IEEE Standards Association (IEEE-SA) today announced it is collaborating with the China Communications Standards Association (CCSA) on a new “Internet of Things” (IoT) standards workshop. Scheduled for June 5, 2012 at the China World Hotel in Beijing, China, the CCSA/IEEE-SA Internet of Things Standards Workshop, co-hosted by IEEE-SA and CCSA, brings together leading global industry experts to begin exploring how to achieve a common IoT architecture.

“The IoT offers vast untapped potential for innovation, but there’s an inherent need for a common, extensible architecture to take full advantage of those opportunities,” said Mary Lynne Nielsen, director of corporate programs, IEEE-SA. “Standardizing on a common architecture will help ensure interoperability, compatibility, and reliability, enabling the IoT to truly become a change agent for continued technology advancement. By facilitating an open dialog among key stakeholders, this workshop will move the process forward, putting us that much closer to making the IoT a reality.”

Representing the next iteration of the Internet where objects and systems will be connected, communicating and exchanging data without human intervention, the IoT spans a diverse array of applications. Smart Grid, home and industrial automation, transportation, robotics, and automotive are among the many settings ideally suited to IoT applications. The half-day workshop will address these possible applications, as well as a broad variety of topics such as current standards work and convergent networks and machine-to-machine (M2M) communications. The agenda features a cross-section of speakers and panelists from CCSA and IEEE-SA, as well as the transportation and coal mining sectors, IT, integrated service providers, telecom operators, institutes, and other leading global organizations and enterprises such as IBM, Siemens, and STMicroelectronics.

More info here.

IEEE Special issue on "Sensor Network Applications"

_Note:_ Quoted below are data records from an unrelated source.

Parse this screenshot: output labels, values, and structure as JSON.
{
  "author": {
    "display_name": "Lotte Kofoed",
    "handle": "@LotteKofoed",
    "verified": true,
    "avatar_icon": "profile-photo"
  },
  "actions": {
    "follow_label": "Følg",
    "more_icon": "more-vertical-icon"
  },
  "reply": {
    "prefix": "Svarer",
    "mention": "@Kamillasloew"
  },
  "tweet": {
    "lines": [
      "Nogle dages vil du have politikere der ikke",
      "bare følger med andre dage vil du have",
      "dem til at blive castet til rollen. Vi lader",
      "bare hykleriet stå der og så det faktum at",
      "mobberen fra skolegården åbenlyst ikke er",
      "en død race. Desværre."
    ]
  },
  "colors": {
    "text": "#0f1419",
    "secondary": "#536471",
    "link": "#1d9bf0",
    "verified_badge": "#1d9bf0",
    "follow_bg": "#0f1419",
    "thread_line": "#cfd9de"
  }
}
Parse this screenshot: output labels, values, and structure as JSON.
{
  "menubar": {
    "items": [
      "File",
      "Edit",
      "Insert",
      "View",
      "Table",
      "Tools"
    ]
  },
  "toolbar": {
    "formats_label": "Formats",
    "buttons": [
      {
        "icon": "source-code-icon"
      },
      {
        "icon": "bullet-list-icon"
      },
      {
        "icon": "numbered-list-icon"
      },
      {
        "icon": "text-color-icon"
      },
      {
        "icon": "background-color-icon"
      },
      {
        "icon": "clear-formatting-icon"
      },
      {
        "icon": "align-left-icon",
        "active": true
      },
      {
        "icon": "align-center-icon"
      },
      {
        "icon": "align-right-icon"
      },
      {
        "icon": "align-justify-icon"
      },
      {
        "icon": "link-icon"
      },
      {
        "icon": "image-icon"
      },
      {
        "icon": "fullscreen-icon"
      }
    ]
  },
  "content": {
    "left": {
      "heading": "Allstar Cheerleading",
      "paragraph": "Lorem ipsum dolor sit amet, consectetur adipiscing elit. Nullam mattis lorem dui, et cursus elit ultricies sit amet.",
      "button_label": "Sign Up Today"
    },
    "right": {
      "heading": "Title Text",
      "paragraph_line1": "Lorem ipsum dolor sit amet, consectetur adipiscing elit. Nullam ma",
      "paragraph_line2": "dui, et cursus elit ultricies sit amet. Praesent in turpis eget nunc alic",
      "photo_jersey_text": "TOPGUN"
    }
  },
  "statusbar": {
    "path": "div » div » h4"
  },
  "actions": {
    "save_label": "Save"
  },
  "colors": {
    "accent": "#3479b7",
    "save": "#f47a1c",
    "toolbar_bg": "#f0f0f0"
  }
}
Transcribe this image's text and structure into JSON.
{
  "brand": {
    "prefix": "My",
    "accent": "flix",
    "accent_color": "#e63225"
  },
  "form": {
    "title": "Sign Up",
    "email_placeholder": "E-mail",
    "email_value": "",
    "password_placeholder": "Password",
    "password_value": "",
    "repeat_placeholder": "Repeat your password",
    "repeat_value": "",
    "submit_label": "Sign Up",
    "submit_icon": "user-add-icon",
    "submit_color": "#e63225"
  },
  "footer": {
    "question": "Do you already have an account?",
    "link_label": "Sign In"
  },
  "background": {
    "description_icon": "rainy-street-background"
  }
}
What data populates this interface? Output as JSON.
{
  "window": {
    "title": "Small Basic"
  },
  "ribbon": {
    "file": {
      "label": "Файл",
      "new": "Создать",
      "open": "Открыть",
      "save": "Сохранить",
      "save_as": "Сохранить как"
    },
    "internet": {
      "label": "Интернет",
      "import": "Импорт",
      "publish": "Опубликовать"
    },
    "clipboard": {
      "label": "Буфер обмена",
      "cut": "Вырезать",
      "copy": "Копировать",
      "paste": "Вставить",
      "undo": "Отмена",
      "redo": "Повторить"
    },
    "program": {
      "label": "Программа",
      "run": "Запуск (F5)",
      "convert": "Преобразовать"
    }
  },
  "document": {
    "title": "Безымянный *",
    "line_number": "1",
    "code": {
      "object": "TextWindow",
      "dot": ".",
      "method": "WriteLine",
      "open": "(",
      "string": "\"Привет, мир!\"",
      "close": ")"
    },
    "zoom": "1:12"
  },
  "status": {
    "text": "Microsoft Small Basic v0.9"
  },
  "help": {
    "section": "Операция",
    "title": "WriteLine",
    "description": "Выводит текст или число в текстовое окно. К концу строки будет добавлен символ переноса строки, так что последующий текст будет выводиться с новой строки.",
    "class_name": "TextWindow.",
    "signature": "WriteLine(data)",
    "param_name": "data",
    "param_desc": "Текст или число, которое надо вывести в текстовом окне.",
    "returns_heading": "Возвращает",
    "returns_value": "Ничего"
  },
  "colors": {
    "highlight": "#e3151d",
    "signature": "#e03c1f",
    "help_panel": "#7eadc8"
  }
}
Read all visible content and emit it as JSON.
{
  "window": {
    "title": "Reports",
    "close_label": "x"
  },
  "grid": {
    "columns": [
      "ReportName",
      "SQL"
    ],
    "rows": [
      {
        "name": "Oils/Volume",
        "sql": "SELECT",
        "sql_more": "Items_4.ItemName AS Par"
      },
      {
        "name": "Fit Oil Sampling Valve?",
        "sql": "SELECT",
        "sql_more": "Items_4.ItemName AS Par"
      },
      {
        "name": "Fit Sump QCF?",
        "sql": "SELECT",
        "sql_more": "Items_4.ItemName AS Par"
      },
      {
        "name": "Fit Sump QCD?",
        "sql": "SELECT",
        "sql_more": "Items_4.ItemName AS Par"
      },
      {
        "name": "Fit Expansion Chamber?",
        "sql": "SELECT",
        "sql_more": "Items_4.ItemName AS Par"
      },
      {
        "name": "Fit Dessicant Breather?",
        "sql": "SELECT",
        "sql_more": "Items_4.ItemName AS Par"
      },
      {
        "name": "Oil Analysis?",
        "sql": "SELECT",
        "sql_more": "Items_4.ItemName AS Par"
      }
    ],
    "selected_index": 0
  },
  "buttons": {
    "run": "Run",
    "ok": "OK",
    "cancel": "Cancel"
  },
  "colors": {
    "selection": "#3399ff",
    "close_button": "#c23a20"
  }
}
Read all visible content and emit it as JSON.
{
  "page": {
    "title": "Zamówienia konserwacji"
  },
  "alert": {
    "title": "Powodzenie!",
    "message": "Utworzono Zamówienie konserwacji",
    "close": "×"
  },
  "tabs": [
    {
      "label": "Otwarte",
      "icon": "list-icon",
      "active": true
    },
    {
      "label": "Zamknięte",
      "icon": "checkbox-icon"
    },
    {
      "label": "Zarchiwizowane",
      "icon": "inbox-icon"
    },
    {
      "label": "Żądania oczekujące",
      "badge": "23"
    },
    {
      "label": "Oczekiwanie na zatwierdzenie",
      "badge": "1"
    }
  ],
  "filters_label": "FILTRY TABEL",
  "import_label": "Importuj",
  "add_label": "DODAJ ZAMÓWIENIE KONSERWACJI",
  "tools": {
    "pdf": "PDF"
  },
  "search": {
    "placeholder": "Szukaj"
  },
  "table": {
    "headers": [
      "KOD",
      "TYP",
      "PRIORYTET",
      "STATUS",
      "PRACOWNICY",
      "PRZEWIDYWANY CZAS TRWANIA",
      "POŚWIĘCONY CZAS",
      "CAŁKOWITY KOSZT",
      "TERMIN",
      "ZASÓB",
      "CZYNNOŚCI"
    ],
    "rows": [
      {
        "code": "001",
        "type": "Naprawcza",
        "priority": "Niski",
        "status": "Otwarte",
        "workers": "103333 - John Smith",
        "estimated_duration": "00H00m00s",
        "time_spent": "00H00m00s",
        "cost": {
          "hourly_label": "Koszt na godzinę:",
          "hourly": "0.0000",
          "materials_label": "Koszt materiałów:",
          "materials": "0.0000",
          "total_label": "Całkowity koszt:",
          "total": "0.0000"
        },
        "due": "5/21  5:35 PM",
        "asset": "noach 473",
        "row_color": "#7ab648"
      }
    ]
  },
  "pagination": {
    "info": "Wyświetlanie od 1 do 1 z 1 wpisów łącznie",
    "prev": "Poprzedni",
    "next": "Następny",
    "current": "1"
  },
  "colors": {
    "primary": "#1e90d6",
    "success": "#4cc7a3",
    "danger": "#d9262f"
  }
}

It’s now out! After more than 18 months in planning, writing, and editing, the Special Issue on “Sensor Network Applications” of the Proceedings of the IEEE is out and available on IEEExplore. There are eleven articles on the current state of the art in sensor network research, including articles on technologies that are enabling sensor networks, and articles on the applications of sensor networks.
We hope you find it a good read!
More info here.